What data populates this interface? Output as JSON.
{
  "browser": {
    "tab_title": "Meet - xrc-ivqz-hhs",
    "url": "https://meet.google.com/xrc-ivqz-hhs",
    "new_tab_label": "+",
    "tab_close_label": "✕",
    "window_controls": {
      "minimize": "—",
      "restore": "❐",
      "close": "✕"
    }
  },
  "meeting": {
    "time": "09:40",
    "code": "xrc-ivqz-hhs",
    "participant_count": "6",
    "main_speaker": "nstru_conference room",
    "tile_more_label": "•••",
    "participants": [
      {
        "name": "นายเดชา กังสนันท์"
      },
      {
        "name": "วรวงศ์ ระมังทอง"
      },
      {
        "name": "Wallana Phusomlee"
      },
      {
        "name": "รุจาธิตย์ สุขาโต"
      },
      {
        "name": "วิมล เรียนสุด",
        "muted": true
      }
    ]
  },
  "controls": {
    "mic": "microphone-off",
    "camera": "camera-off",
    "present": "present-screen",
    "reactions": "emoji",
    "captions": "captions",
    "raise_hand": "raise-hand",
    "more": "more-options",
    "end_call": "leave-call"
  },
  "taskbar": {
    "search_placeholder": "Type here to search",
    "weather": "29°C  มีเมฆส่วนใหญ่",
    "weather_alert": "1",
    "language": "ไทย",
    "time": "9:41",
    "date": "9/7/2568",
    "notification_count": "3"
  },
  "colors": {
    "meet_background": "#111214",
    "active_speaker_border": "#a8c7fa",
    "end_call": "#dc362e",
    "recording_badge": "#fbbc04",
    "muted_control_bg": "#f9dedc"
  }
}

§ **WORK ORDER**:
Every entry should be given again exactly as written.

§ **RESPONSE BELOW**:
What data populates this interface? Output as JSON.
{
  "browser": {
    "tab_title": "Meet - xrc-ivqz-hhs",
    "url": "https://meet.google.com/xrc-ivqz-hhs",
    "new_tab_label": "+",
    "tab_close_label": "✕",
    "window_controls": {
      "minimize": "—",
      "restore": "❐",
      "close": "✕"
    }
  },
  "meeting": {
    "time": "09:40",
    "code": "xrc-ivqz-hhs",
    "participant_count": "6",
    "main_speaker": "nstru_conference room",
    "tile_more_label": "•••",
    "participants": [
      {
        "name": "นายเดชา กังสนันท์"
      },
      {
        "name": "วรวงศ์ ระมังทอง"
      },
      {
        "name": "Wallana Phusomlee"
      },
      {
        "name": "รุจาธิตย์ สุขาโต"
      },
      {
        "name": "วิมล เรียนสุด",
        "muted": true
      }
    ]
  },
  "controls": {
    "mic": "microphone-off",
    "camera": "camera-off",
    "present": "present-screen",
    "reactions": "emoji",
    "captions": "captions",
    "raise_hand": "raise-hand",
    "more": "more-options",
    "end_call": "leave-call"
  },
  "taskbar": {
    "search_placeholder": "Type here to search",
    "weather": "29°C  มีเมฆส่วนใหญ่",
    "weather_alert": "1",
    "language": "ไทย",
    "time": "9:41",
    "date": "9/7/2568",
    "notification_count": "3"
  },
  "colors": {
    "meet_background": "#111214",
    "active_speaker_border": "#a8c7fa",
    "end_call": "#dc362e",
    "recording_badge": "#fbbc04",
    "muted_control_bg": "#f9dedc"
  }
}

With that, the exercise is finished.